The apartment serves as a second residence for Passebon, who otherwise lives in the nearby Palais-Royal with his longtime partner, Jacques Grange, the esteemed interior designer. “I like the independence of having my own place,” says the dealer. Not that he’s a loner by any means: Passebon is a tastemaker for such in-the-swim clients as Christian Louboutin, Coco Brandolini, and Princess Caroline of Monaco, and they all show up at his Galerie du Passage now and then in search of unusual 20th-century pieces and what he calls “all elements of design, past and present.”
His new home is in a five-story 1826 building that manages to feel quiet despite its location on a lively street in the center of the 1st arrondissement.
A diverse range of furnishings fills the living room:
The chairs in the foreground are all 1930s designs by Jean-Michel Frank,
a 17th-century slate table serves as a desk,
and the 1880s tapestry screen in the rear is by Edward Burne-Jones;
the abaca floor covering is from Beauvais Carpets.
In the living room of antiques dealer Pierre Passebon’s new Paris apartment,

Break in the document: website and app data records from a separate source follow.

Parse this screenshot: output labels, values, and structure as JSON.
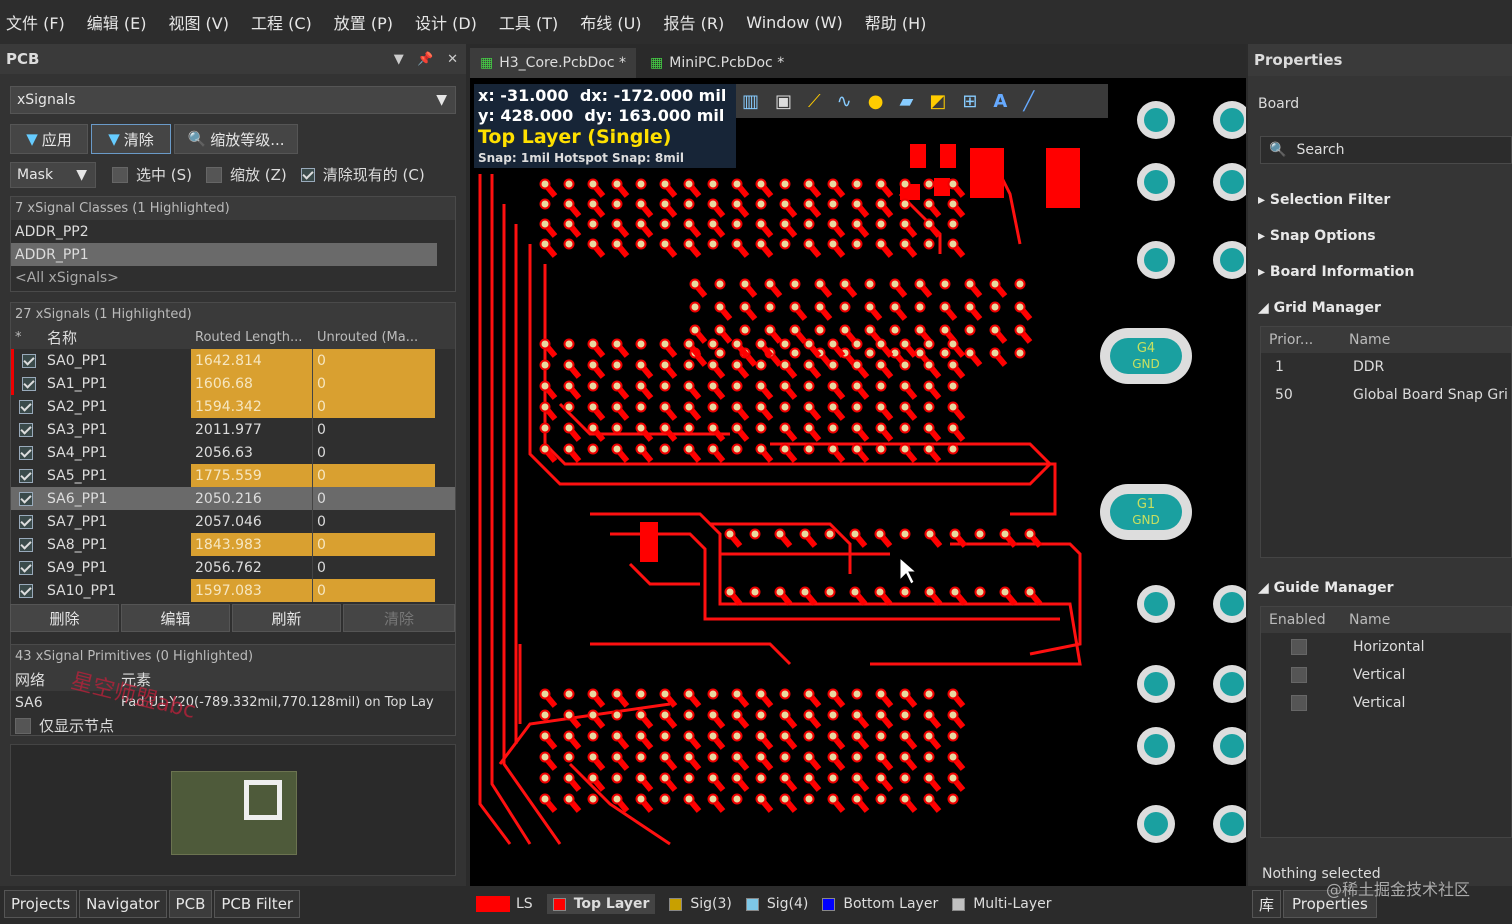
{
  "menu": [
    "文件 (F)",
    "编辑 (E)",
    "视图 (V)",
    "工程 (C)",
    "放置 (P)",
    "设计 (D)",
    "工具 (T)",
    "布线 (U)",
    "报告 (R)",
    "Window (W)",
    "帮助 (H)"
  ],
  "pcb_panel": {
    "title": "PCB",
    "type_select": "xSignals",
    "apply_label": "应用",
    "clear_label": "清除",
    "zoom_label": "缩放等级...",
    "mask_select": "Mask",
    "select_label": "选中 (S)",
    "zoom_chk_label": "缩放 (Z)",
    "clear_existing_label": "清除现有的 (C)",
    "classes_header": "7 xSignal Classes (1 Highlighted)",
    "classes": [
      "ADDR_PP2",
      "ADDR_PP1",
      "<All xSignals>"
    ],
    "signals_header": "27 xSignals (1 Highlighted)",
    "col_star": "*",
    "col_name": "名称",
    "col_routed": "Routed Length...",
    "col_unrouted": "Unrouted (Ma...",
    "signals": [
      {
        "name": "SA0_PP1",
        "routed": "1642.814",
        "unrouted": "0"
      },
      {
        "name": "SA1_PP1",
        "routed": "1606.68",
        "unrouted": "0"
      },
      {
        "name": "SA2_PP1",
        "routed": "1594.342",
        "unrouted": "0"
      },
      {
        "name": "SA3_PP1",
        "routed": "2011.977",
        "unrouted": "0"
      },
      {
        "name": "SA4_PP1",
        "routed": "2056.63",
        "unrouted": "0"
      },
      {
        "name": "SA5_PP1",
        "routed": "1775.559",
        "unrouted": "0"
      },
      {
        "name": "SA6_PP1",
        "routed": "2050.216",
        "unrouted": "0"
      },
      {
        "name": "SA7_PP1",
        "routed": "2057.046",
        "unrouted": "0"
      },
      {
        "name": "SA8_PP1",
        "routed": "1843.983",
        "unrouted": "0"
      },
      {
        "name": "SA9_PP1",
        "routed": "2056.762",
        "unrouted": "0"
      },
      {
        "name": "SA10_PP1",
        "routed": "1597.083",
        "unrouted": "0"
      }
    ],
    "delete_label": "删除",
    "edit_label": "编辑",
    "refresh_label": "刷新",
    "clear2_label": "清除",
    "primitives_header": "43 xSignal Primitives (0 Highlighted)",
    "col_net": "网络",
    "col_element": "元素",
    "prim_net": "SA6",
    "prim_element": "Pad U1-Y20(-789.332mil,770.128mil) on Top Lay",
    "show_nodes_label": "仅显示节点",
    "watermark": "星空师盟abc"
  },
  "tabs": [
    "H3_Core.PcbDoc *",
    "MiniPC.PcbDoc *"
  ],
  "hud": {
    "x_label": "x:",
    "x_val": "-31.000",
    "dx_label": "dx:",
    "dx_val": "-172.000 mil",
    "y_label": "y:",
    "y_val": "428.000",
    "dy_label": "dy:",
    "dy_val": "163.000 mil",
    "layer": "Top Layer (Single)",
    "snap": "Snap: 1mil Hotspot Snap: 8mil"
  },
  "pads": {
    "g4": "G4",
    "g1": "G1",
    "gnd": "GND"
  },
  "properties": {
    "title": "Properties",
    "board": "Board",
    "search": "Search",
    "selection_filter": "Selection Filter",
    "snap_options": "Snap Options",
    "board_information": "Board Information",
    "grid_manager": "Grid Manager",
    "grid_col_prior": "Prior...",
    "grid_col_name": "Name",
    "grids": [
      {
        "prior": "1",
        "name": "DDR"
      },
      {
        "prior": "50",
        "name": "Global Board Snap Gri"
      }
    ],
    "guide_manager": "Guide Manager",
    "guide_col_enabled": "Enabled",
    "guide_col_name": "Name",
    "guides": [
      "Horizontal",
      "Vertical",
      "Vertical"
    ],
    "nothing_selected": "Nothing selected"
  },
  "status": {
    "panel_tabs": [
      "Projects",
      "Navigator",
      "PCB",
      "PCB Filter"
    ],
    "ls": "LS",
    "layers": [
      {
        "name": "Top Layer",
        "color": "#ff0000"
      },
      {
        "name": "Sig(3)",
        "color": "#c8a000"
      },
      {
        "name": "Sig(4)",
        "color": "#7ec8e8"
      },
      {
        "name": "Bottom Layer",
        "color": "#0000ff"
      },
      {
        "name": "Multi-Layer",
        "color": "#c0c0c0"
      }
    ],
    "right_tabs": [
      "库",
      "Properties"
    ],
    "watermark2": "@稀土掘金技术社区"
  }
}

circa-1910 chairs by Paul Poiret surround a vintage Jean-Michel Frank table.
The feathered figure is from New Hebrides.
Passebon beside a 16th-century Italian chimneypiece; the ceramic tiles are 17th-century French.
A large 1924 Paul Landowski sculpture overlooks a midcentury Carlo Mollino armchair;
the wall panel is José María Sert’s La Reina de Saba, painted in 1924.
An 1899 Jean-Émile Laboureur painted screen is displayed
above a custom-made sofa in the master bedroom;
the table is by Claude Lalanne, and the antique vase is by André Metthey.
The dressing room features a neoclassical plaster maiden reflected in a 19th-century mirror
that once belonged to Madeleine Castaing; she also owned the wirework chairs.
A fabric from Chelsea Editions lines the Directoire-style cabinets.
Gino Marotta’s Amore Mio, 1968, hangs behind Mattia Bonetti’s 2004 Abyss table;
the vintage chairs are by Franco Campo and Carlo Graffi.